Melandus Penson pleaded guilty on May 2, 2016, to five charges including two DUI death charges, two DUI negligent injury charges, and one aggravated assault charge in the Sunday, May 31, 2015, crash involving 4 Briarcrest Christian School students. The students, Kara Holden, Caroline Kam, Maddie Kruse, and Rachel Lynch, were on their way to a beach vacation driven by Kam’s grandmother, Roxanne Anderson, when Penson rear-ended them on a Mississippi highway at approximately 6:30am. Kruse, age 16, and Lynch, age 17, were killed in the crash and the other three passengers were injured.
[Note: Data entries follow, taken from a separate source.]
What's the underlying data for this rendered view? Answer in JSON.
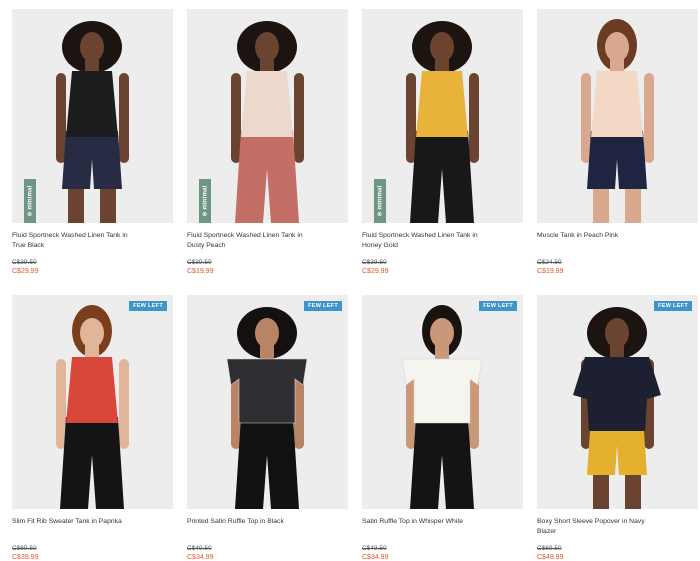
{
  "colors": {
    "sale": "#e1552e",
    "badge": "#3e95c9",
    "minimal_tag": "#6f9583"
  },
  "badges": {
    "few_left": "FEW LEFT",
    "minimal": "⊕ minimal"
  },
  "products": [
    {
      "name": "Fluid Sportneck Washed Linen Tank in True Black",
      "old_price": "C$39.50",
      "price": "C$29.99",
      "top_color": "#1d1d1f",
      "bottom_color": "#272c44",
      "skin": "#6a4331",
      "hair": "#1b1410"
    },
    {
      "name": "Fluid Sportneck Washed Linen Tank in Dusty Peach",
      "old_price": "C$39.50",
      "price": "C$19.99",
      "top_color": "#ecd9cb",
      "bottom_color": "#c46f66",
      "skin": "#6a4331",
      "hair": "#1b1410"
    },
    {
      "name": "Fluid Sportneck Washed Linen Tank in Honey Gold",
      "old_price": "C$39.50",
      "price": "C$29.99",
      "top_color": "#e8b23b",
      "bottom_color": "#18181a",
      "skin": "#6a4331",
      "hair": "#1b1410"
    },
    {
      "name": "Muscle Tank in Peach Pink",
      "old_price": "C$24.50",
      "price": "C$19.99",
      "top_color": "#f3d9c5",
      "bottom_color": "#1f2540",
      "skin": "#d9a98f",
      "hair": "#6b3b23"
    },
    {
      "name": "Slim Fit Rib Sweater Tank in Paprika",
      "old_price": "C$69.50",
      "price": "C$39.99",
      "top_color": "#d9463a",
      "bottom_color": "#141414",
      "skin": "#e0b59a",
      "hair": "#7a3e1d"
    },
    {
      "name": "Printed Satin Ruffle Top in Black",
      "old_price": "C$49.50",
      "price": "C$34.99",
      "top_color": "#2f2f33",
      "bottom_color": "#111111",
      "skin": "#b88466",
      "hair": "#141010"
    },
    {
      "name": "Satin Ruffle Top in Whisper White",
      "old_price": "C$49.50",
      "price": "C$34.99",
      "top_color": "#f6f4ee",
      "bottom_color": "#141414",
      "skin": "#c99879",
      "hair": "#191310"
    },
    {
      "name": "Boxy Short Sleeve Popover in Navy Blazer",
      "old_price": "C$69.50",
      "price": "C$49.99",
      "top_color": "#1d2030",
      "bottom_color": "#e4b02e",
      "skin": "#6a4331",
      "hair": "#1b1410"
    }
  ]
}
Penson, who showed little to no remorse during the court proceedings, had a BAC that was reported at .14, almost twice the legal limit. At the time of the crash, he had been convicted of five previous DUI’s in 2008, 2012, 2013, and 2014, and was out on bond with a suspended license for a sixth DUI arrest on March 22, 2015. The conviction from the fatal May 31, 2015, crash is his 7th DUI.
Victims and their families testified before a Mississippi court on Monday of how their lives have been dramatically impacted by the crash and implored Judge J. Kelly Luther to hand Penson the maximum sentence allowed by law. They spoke of the lives lost, of moments they will never share, and of the difficulties of coping. Many of them expressed fear for the safety of other family and friends on the roads with drivers like Penson.
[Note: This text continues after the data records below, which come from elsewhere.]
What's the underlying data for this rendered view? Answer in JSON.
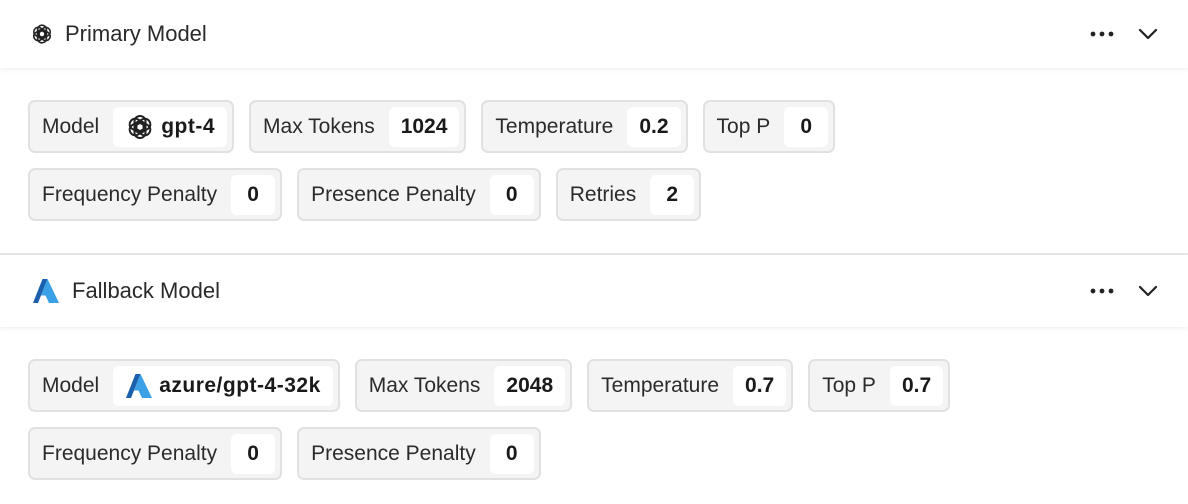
{
  "primary": {
    "title": "Primary Model",
    "logo_icon": "openai-icon",
    "params_row1": [
      {
        "label": "Model",
        "value": "gpt-4",
        "icon": "openai-icon"
      },
      {
        "label": "Max Tokens",
        "value": "1024"
      },
      {
        "label": "Temperature",
        "value": "0.2"
      },
      {
        "label": "Top P",
        "value": "0"
      }
    ],
    "params_row2": [
      {
        "label": "Frequency Penalty",
        "value": "0"
      },
      {
        "label": "Presence Penalty",
        "value": "0"
      },
      {
        "label": "Retries",
        "value": "2"
      }
    ]
  },
  "fallback": {
    "title": "Fallback Model",
    "logo_icon": "azure-icon",
    "params_row1": [
      {
        "label": "Model",
        "value": "azure/gpt-4-32k",
        "icon": "azure-icon"
      },
      {
        "label": "Max Tokens",
        "value": "2048"
      },
      {
        "label": "Temperature",
        "value": "0.7"
      },
      {
        "label": "Top P",
        "value": "0.7"
      }
    ],
    "params_row2": [
      {
        "label": "Frequency Penalty",
        "value": "0"
      },
      {
        "label": "Presence Penalty",
        "value": "0"
      }
    ]
  },
  "colors": {
    "azure_dark": "#1b5fad",
    "azure_light": "#3ba0e6",
    "chip_bg": "#f4f4f4",
    "chip_border": "#e1e1e1"
  }
}
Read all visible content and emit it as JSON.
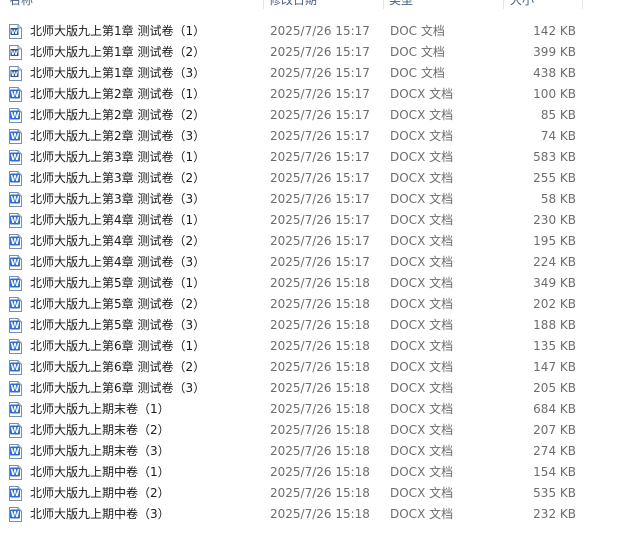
{
  "header": {
    "name": "名称",
    "date": "修改日期",
    "type": "类型",
    "size": "大小"
  },
  "files": [
    {
      "name": "北师大版九上第1章 测试卷（1）",
      "date": "2025/7/26 15:17",
      "type": "DOC 文档",
      "size": "142 KB",
      "icon": "doc-file-icon"
    },
    {
      "name": "北师大版九上第1章 测试卷（2）",
      "date": "2025/7/26 15:17",
      "type": "DOC 文档",
      "size": "399 KB",
      "icon": "doc-file-icon"
    },
    {
      "name": "北师大版九上第1章 测试卷（3）",
      "date": "2025/7/26 15:17",
      "type": "DOC 文档",
      "size": "438 KB",
      "icon": "doc-file-icon"
    },
    {
      "name": "北师大版九上第2章 测试卷（1）",
      "date": "2025/7/26 15:17",
      "type": "DOCX 文档",
      "size": "100 KB",
      "icon": "docx-file-icon"
    },
    {
      "name": "北师大版九上第2章 测试卷（2）",
      "date": "2025/7/26 15:17",
      "type": "DOCX 文档",
      "size": "85 KB",
      "icon": "docx-file-icon"
    },
    {
      "name": "北师大版九上第2章 测试卷（3）",
      "date": "2025/7/26 15:17",
      "type": "DOCX 文档",
      "size": "74 KB",
      "icon": "docx-file-icon"
    },
    {
      "name": "北师大版九上第3章 测试卷（1）",
      "date": "2025/7/26 15:17",
      "type": "DOCX 文档",
      "size": "583 KB",
      "icon": "docx-file-icon"
    },
    {
      "name": "北师大版九上第3章 测试卷（2）",
      "date": "2025/7/26 15:17",
      "type": "DOCX 文档",
      "size": "255 KB",
      "icon": "docx-file-icon"
    },
    {
      "name": "北师大版九上第3章 测试卷（3）",
      "date": "2025/7/26 15:17",
      "type": "DOCX 文档",
      "size": "58 KB",
      "icon": "docx-file-icon"
    },
    {
      "name": "北师大版九上第4章 测试卷（1）",
      "date": "2025/7/26 15:17",
      "type": "DOCX 文档",
      "size": "230 KB",
      "icon": "docx-file-icon"
    },
    {
      "name": "北师大版九上第4章 测试卷（2）",
      "date": "2025/7/26 15:17",
      "type": "DOCX 文档",
      "size": "195 KB",
      "icon": "docx-file-icon"
    },
    {
      "name": "北师大版九上第4章 测试卷（3）",
      "date": "2025/7/26 15:17",
      "type": "DOCX 文档",
      "size": "224 KB",
      "icon": "docx-file-icon"
    },
    {
      "name": "北师大版九上第5章 测试卷（1）",
      "date": "2025/7/26 15:18",
      "type": "DOCX 文档",
      "size": "349 KB",
      "icon": "docx-file-icon"
    },
    {
      "name": "北师大版九上第5章 测试卷（2）",
      "date": "2025/7/26 15:18",
      "type": "DOCX 文档",
      "size": "202 KB",
      "icon": "docx-file-icon"
    },
    {
      "name": "北师大版九上第5章 测试卷（3）",
      "date": "2025/7/26 15:18",
      "type": "DOCX 文档",
      "size": "188 KB",
      "icon": "docx-file-icon"
    },
    {
      "name": "北师大版九上第6章 测试卷（1）",
      "date": "2025/7/26 15:18",
      "type": "DOCX 文档",
      "size": "135 KB",
      "icon": "docx-file-icon"
    },
    {
      "name": "北师大版九上第6章 测试卷（2）",
      "date": "2025/7/26 15:18",
      "type": "DOCX 文档",
      "size": "147 KB",
      "icon": "docx-file-icon"
    },
    {
      "name": "北师大版九上第6章 测试卷（3）",
      "date": "2025/7/26 15:18",
      "type": "DOCX 文档",
      "size": "205 KB",
      "icon": "docx-file-icon"
    },
    {
      "name": "北师大版九上期末卷（1）",
      "date": "2025/7/26 15:18",
      "type": "DOCX 文档",
      "size": "684 KB",
      "icon": "docx-file-icon"
    },
    {
      "name": "北师大版九上期末卷（2）",
      "date": "2025/7/26 15:18",
      "type": "DOCX 文档",
      "size": "207 KB",
      "icon": "docx-file-icon"
    },
    {
      "name": "北师大版九上期末卷（3）",
      "date": "2025/7/26 15:18",
      "type": "DOCX 文档",
      "size": "274 KB",
      "icon": "docx-file-icon"
    },
    {
      "name": "北师大版九上期中卷（1）",
      "date": "2025/7/26 15:18",
      "type": "DOCX 文档",
      "size": "154 KB",
      "icon": "docx-file-icon"
    },
    {
      "name": "北师大版九上期中卷（2）",
      "date": "2025/7/26 15:18",
      "type": "DOCX 文档",
      "size": "535 KB",
      "icon": "docx-file-icon"
    },
    {
      "name": "北师大版九上期中卷（3）",
      "date": "2025/7/26 15:18",
      "type": "DOCX 文档",
      "size": "232 KB",
      "icon": "docx-file-icon"
    }
  ]
}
Penson’s family also attended the proceedings. When Penson, himself, was given a chance to address his victims, he told them, “I just want to let y’all know, I was not under the influence of alcohol. I had mercy. I stayed on the scene for more than an hour…I’d like to say that I’m sorry. I have a family too. Just as well as God forgives, I ask that y’all forgive me.”
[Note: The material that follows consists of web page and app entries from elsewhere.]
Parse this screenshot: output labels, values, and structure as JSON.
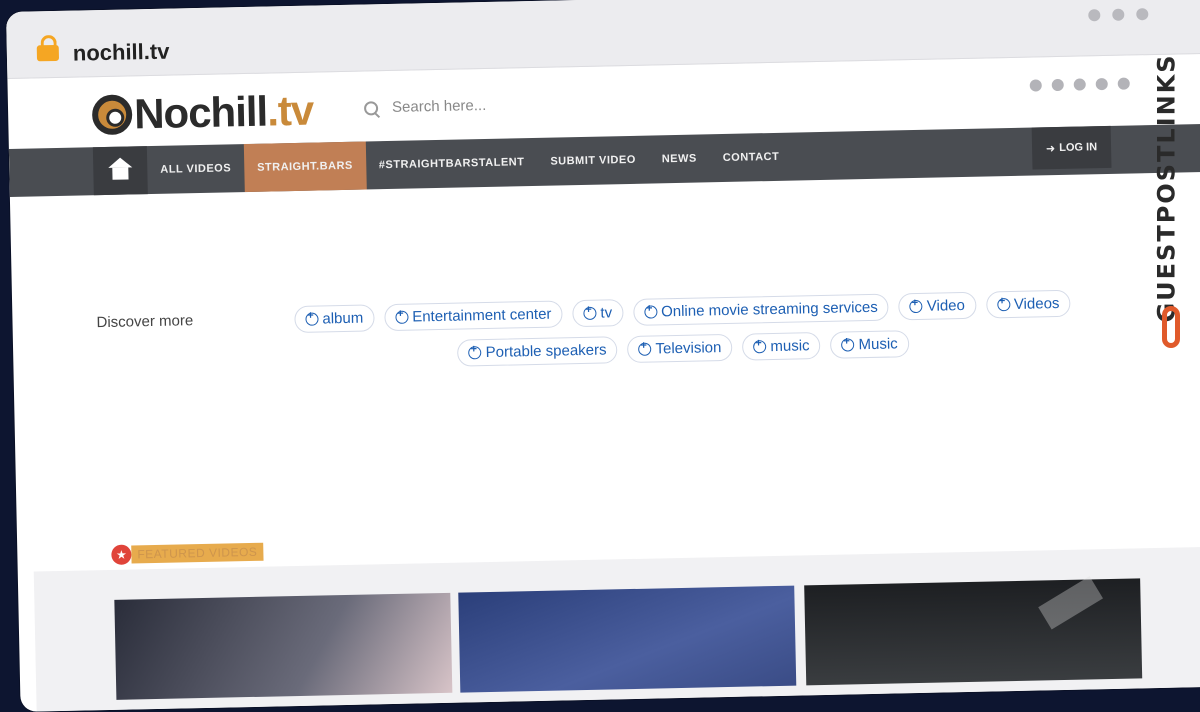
{
  "browser": {
    "url": "nochill.tv"
  },
  "header": {
    "logo_main": "Nochill",
    "logo_suffix": ".tv",
    "search_placeholder": "Search here..."
  },
  "nav": {
    "items": [
      "ALL VIDEOS",
      "STRAIGHT.BARS",
      "#STRAIGHTBARSTALENT",
      "SUBMIT VIDEO",
      "NEWS",
      "CONTACT"
    ],
    "active": "STRAIGHT.BARS",
    "login": "LOG IN"
  },
  "discover": {
    "label": "Discover more",
    "chips": [
      "album",
      "Entertainment center",
      "tv",
      "Online movie streaming services",
      "Video",
      "Videos",
      "Portable speakers",
      "Television",
      "music",
      "Music"
    ]
  },
  "featured": {
    "label": "FEATURED VIDEOS"
  },
  "watermark": {
    "text": "GUESTPOSTLINKS"
  },
  "colors": {
    "accent": "#c17f55",
    "nav_bg": "#4a4d52",
    "chip_text": "#1d5fb3",
    "brand_orange": "#e05a2b"
  },
  "icons": {
    "lock": "lock-icon",
    "search": "search-icon",
    "home": "home-icon",
    "login": "login-icon",
    "chip": "plus-circle-icon",
    "star": "star-icon"
  }
}
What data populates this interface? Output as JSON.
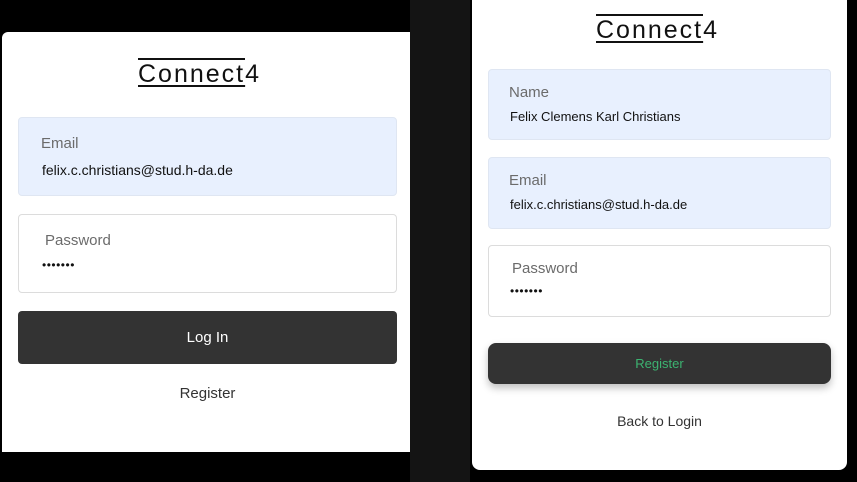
{
  "login": {
    "logo_main": "Connect",
    "logo_num": "4",
    "email_label": "Email",
    "email_value": "felix.c.christians@stud.h-da.de",
    "password_label": "Password",
    "password_value": "•••••••",
    "login_button": "Log In",
    "register_link": "Register"
  },
  "register": {
    "logo_main": "Connect",
    "logo_num": "4",
    "name_label": "Name",
    "name_value": "Felix Clemens Karl Christians",
    "email_label": "Email",
    "email_value": "felix.c.christians@stud.h-da.de",
    "password_label": "Password",
    "password_value": "•••••••",
    "register_button": "Register",
    "back_link": "Back to Login"
  },
  "colors": {
    "register_button_text": "#3cb371",
    "autofill_bg": "#e8f0fe",
    "button_bg": "#333333"
  }
}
Judge Luther offered empathy to the victims. He somberly told the court that in his 25 years of service, this was the “worst case I’ve ever dealt with as far as DUI death.” He referenced Penson’s repeat DUI offenses and sited human nature, saying that he couldn’t help but wonder “for every time he got caught drinking and driving, how many times did he not get caught?” He offered that Penson had spared the victims from having to participate in a trial by pleading guilty to the charges and for that, he deserved some credit. He went on to say that any mercy the court was to extend, was not to Mr. Penson, but to the rows of people sitting behind him. It would be to give his family some hope that he might one day get out because they were losing a son, a brother, an uncle. But he added that it would not be in his (the judge’s) lifetime. He then proceeded to sentence Penson to 25 years, the maximum allowed by law, for each of the two DUI death charges for Kruse and Lynch and to a total of 70 years for Holden, Kam, and Anderson with 60 years suspended. He added that the sentences were to be served consecutively for a total of 120 years with 60 to serve and 60 suspended. In addition, if Penson were to survive long enough to be released, there would be 5 years of post-supervision, he would not ever be allowed to drive a vehicle again, and a judge at that time would have to work out some form of restitution to the families as per state law. Judge Luther concluded by saying that he felt sorry for everyone in the court room – everyone except Penson.
Local News Coverage:
News coverage of the sentencing appeared in media from Georgia to California:
Some of MADD Tennessee’s coverage of this case and surrounding DUI issues:
Repeat Offenders in Tennessee